What you need to do:
Copy the result of filtering the entries below for lines that include the string "Master".

[Element data from apps and pages]
--

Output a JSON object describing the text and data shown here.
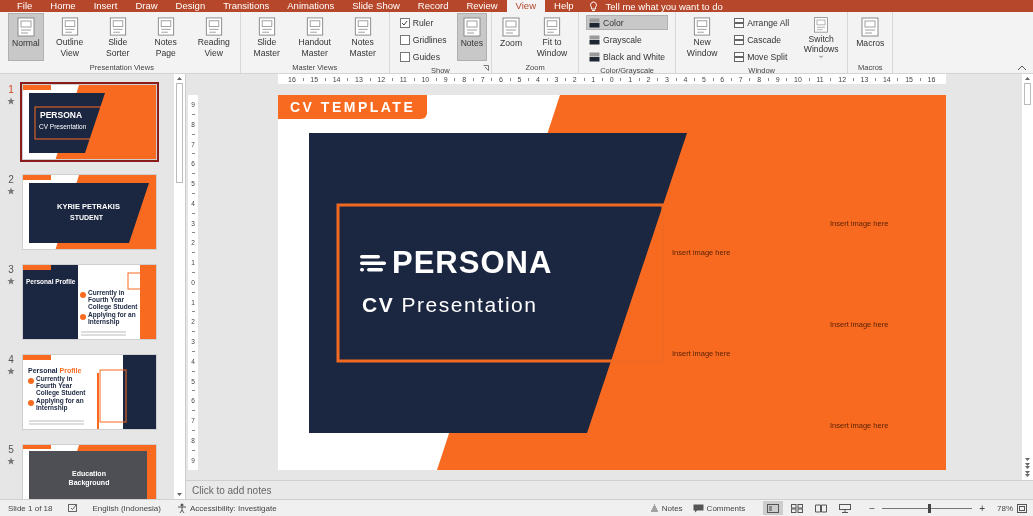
{
  "window": {
    "tabs": [
      {
        "label": "File",
        "selected": false
      },
      {
        "label": "Home",
        "selected": false
      },
      {
        "label": "Insert",
        "selected": false
      },
      {
        "label": "Draw",
        "selected": false
      },
      {
        "label": "Design",
        "selected": false
      },
      {
        "label": "Transitions",
        "selected": false
      },
      {
        "label": "Animations",
        "selected": false
      },
      {
        "label": "Slide Show",
        "selected": false
      },
      {
        "label": "Record",
        "selected": false
      },
      {
        "label": "Review",
        "selected": false
      },
      {
        "label": "View",
        "selected": true
      },
      {
        "label": "Help",
        "selected": false
      }
    ],
    "tell_me": "Tell me what you want to do"
  },
  "ribbon": {
    "groups": [
      {
        "label": "Presentation Views",
        "items": [
          {
            "kind": "large",
            "label": "Normal",
            "selected": true
          },
          {
            "kind": "large",
            "label": "Outline View",
            "selected": false
          },
          {
            "kind": "large",
            "label": "Slide Sorter",
            "selected": false
          },
          {
            "kind": "large",
            "label": "Notes Page",
            "selected": false
          },
          {
            "kind": "large",
            "label": "Reading View",
            "selected": false
          }
        ]
      },
      {
        "label": "Master Views",
        "items": [
          {
            "kind": "large",
            "label": "Slide Master",
            "selected": false
          },
          {
            "kind": "large",
            "label": "Handout Master",
            "selected": false
          },
          {
            "kind": "large",
            "label": "Notes Master",
            "selected": false
          }
        ]
      },
      {
        "label": "Show",
        "launcher": true,
        "items": [
          {
            "kind": "check",
            "label": "Ruler",
            "checked": true
          },
          {
            "kind": "check",
            "label": "Gridlines",
            "checked": false
          },
          {
            "kind": "check",
            "label": "Guides",
            "checked": false
          },
          {
            "kind": "large",
            "label": "Notes",
            "selected": true
          }
        ]
      },
      {
        "label": "Zoom",
        "items": [
          {
            "kind": "large",
            "label": "Zoom",
            "selected": false
          },
          {
            "kind": "large",
            "label": "Fit to Window",
            "selected": false
          }
        ]
      },
      {
        "label": "Color/Grayscale",
        "items": [
          {
            "kind": "swatch",
            "label": "Color",
            "selected": true
          },
          {
            "kind": "swatch",
            "label": "Grayscale",
            "selected": false
          },
          {
            "kind": "swatch",
            "label": "Black and White",
            "selected": false
          }
        ]
      },
      {
        "label": "Window",
        "items": [
          {
            "kind": "large",
            "label": "New Window",
            "selected": false
          },
          {
            "kind": "small",
            "label": "Arrange All"
          },
          {
            "kind": "small",
            "label": "Cascade"
          },
          {
            "kind": "small",
            "label": "Move Split"
          },
          {
            "kind": "large",
            "label": "Switch Windows",
            "selected": false,
            "dropdown": true
          }
        ]
      },
      {
        "label": "Macros",
        "items": [
          {
            "kind": "large",
            "label": "Macros",
            "selected": false
          }
        ]
      }
    ]
  },
  "slides_pane": {
    "slides": [
      {
        "number": "1",
        "selected": true,
        "kind": "title",
        "title": "PERSONA",
        "subtitle": "CV Presentation"
      },
      {
        "number": "2",
        "selected": false,
        "kind": "name",
        "title": "KYRIE PETRAKIS",
        "subtitle": "STUDENT"
      },
      {
        "number": "3",
        "selected": false,
        "kind": "profile",
        "title": "Personal Profile",
        "items": [
          "Currently in Fourth Year College Student",
          "Applying for an Internship"
        ]
      },
      {
        "number": "4",
        "selected": false,
        "kind": "profile_alt",
        "title": "Personal",
        "title_accent": "Profile",
        "items": [
          "Currently in Fourth Year College Student",
          "Applying for an Internship"
        ]
      },
      {
        "number": "5",
        "selected": false,
        "kind": "section",
        "title": "Education Background"
      }
    ]
  },
  "rulers": {
    "horizontal": [
      "16",
      "15",
      "14",
      "13",
      "12",
      "11",
      "10",
      "9",
      "8",
      "7",
      "6",
      "5",
      "4",
      "3",
      "2",
      "1",
      "0",
      "1",
      "2",
      "3",
      "4",
      "5",
      "6",
      "7",
      "8",
      "9",
      "10",
      "11",
      "12",
      "13",
      "14",
      "15",
      "16"
    ],
    "vertical": [
      "9",
      "8",
      "7",
      "6",
      "5",
      "4",
      "3",
      "2",
      "1",
      "0",
      "1",
      "2",
      "3",
      "4",
      "5",
      "6",
      "7",
      "8",
      "9"
    ]
  },
  "slide": {
    "tag": "CV TEMPLATE",
    "title": "PERSONA",
    "subtitle": "**CV** Presentation",
    "placeholders": [
      "Insert image here",
      "Insert image here",
      "Insert image here",
      "Insert image here",
      "Insert image here"
    ]
  },
  "notes": {
    "placeholder": "Click to add notes"
  },
  "status_bar": {
    "slide": "Slide 1 of 18",
    "language": "English (Indonesia)",
    "accessibility": "Accessibility: Investigate",
    "notes": "Notes",
    "comments": "Comments",
    "views": [
      {
        "selected": true
      },
      {
        "selected": false
      },
      {
        "selected": false
      },
      {
        "selected": false
      }
    ],
    "zoom": {
      "minus": "−",
      "plus": "+",
      "level": 0.52,
      "reading": "78%"
    }
  }
}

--

Written solution:
        "label": "Master Views",
            "label": "Slide Master",
            "label": "Handout Master",
            "label": "Notes Master",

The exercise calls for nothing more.